He’s very young, but Bobby Draper is right: there’s nothing like a good movie when you’re wrecked.
The great gift of the movies is oblivion. Roger Ebert once said, “If a movie is really working, you forget for two hours your Social Security number and where your car is parked.” When your own life becomes a problem you can’t fix, you need the kind of mental transport only movies can provide.
Don and Bobby made a great choice with Planet Of the Apes: it’s hard to beat science fiction for meaningful escapism. When it’s my bad day, I tend to look for a really good disaster movie, preferably something with a touch of liberal angst. (I could have sketched out the plot for The Day After Tomorrow myself.) When I was grieving the loss of my Dad in late 2011, Contagion was perfect. The whole world’s getting sick and dying, and Gwyneth Paltrow started it: even on a good day, that story wins.
The best kind of disaster flick has a timer. “Day 2,” it starts: things are headed downhill already, there’s nothing we can do. It’s got a downward momentum that’s speedy and solid: that guy on the bus is gonna get it, the skinny-dipping girl’s an idiot for being out that far, and just look at this fool on the roof of the Capital Records building! Who goes out to greet the alien invaders with a welcome sign?
In my kind of movie, you know all along — however it ends, whether Nicole Kidman becomes one of the pod people or the government epidemiologist gets his dose of the vaccine — you’re going to figure out what went wrong. It’s too late for the poor dead people in the movie, but you’ll sure as hell never forget to wash your hands again.
In early 1989, when I was dealing with the death of a friend and trying to finish my Master’s degree, Die Hard fell a bit short of the mark. (I prefer it when the source of the disaster is distant and indifferent, like God. No real villains, few heroes.) But the classics always work: to this day, when I’m sick I only want to watch Jaws.
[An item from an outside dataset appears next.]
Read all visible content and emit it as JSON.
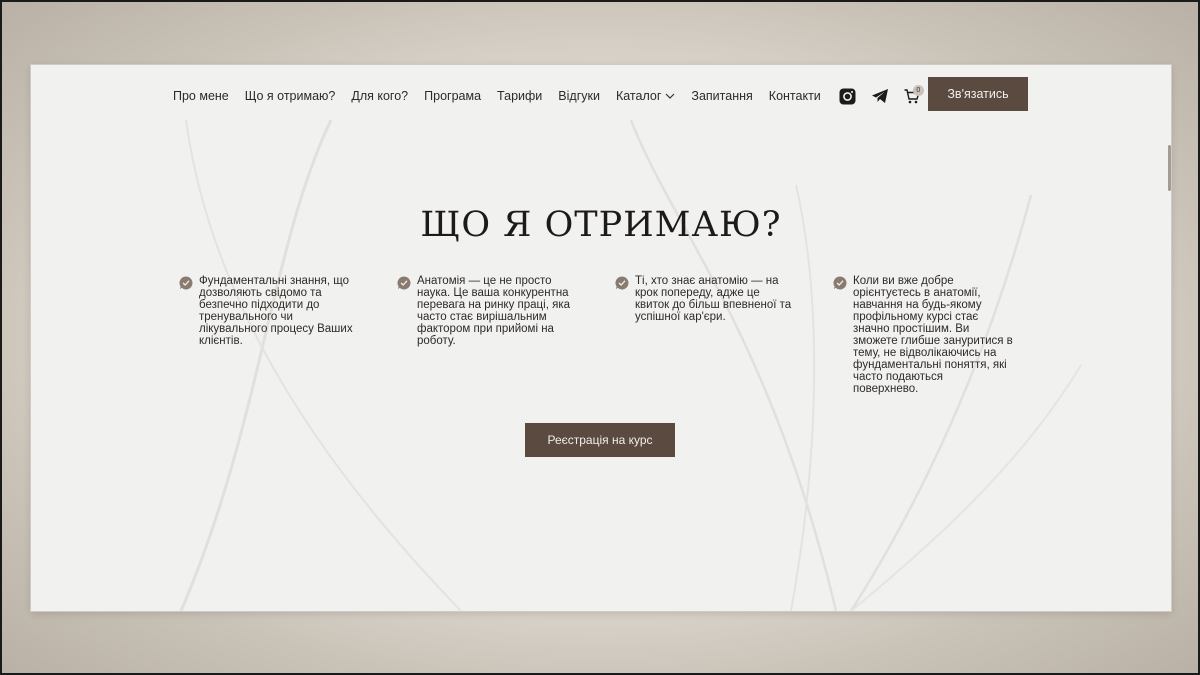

What about you, Basketcases? What’s your popcorn flick when the world is going to hell?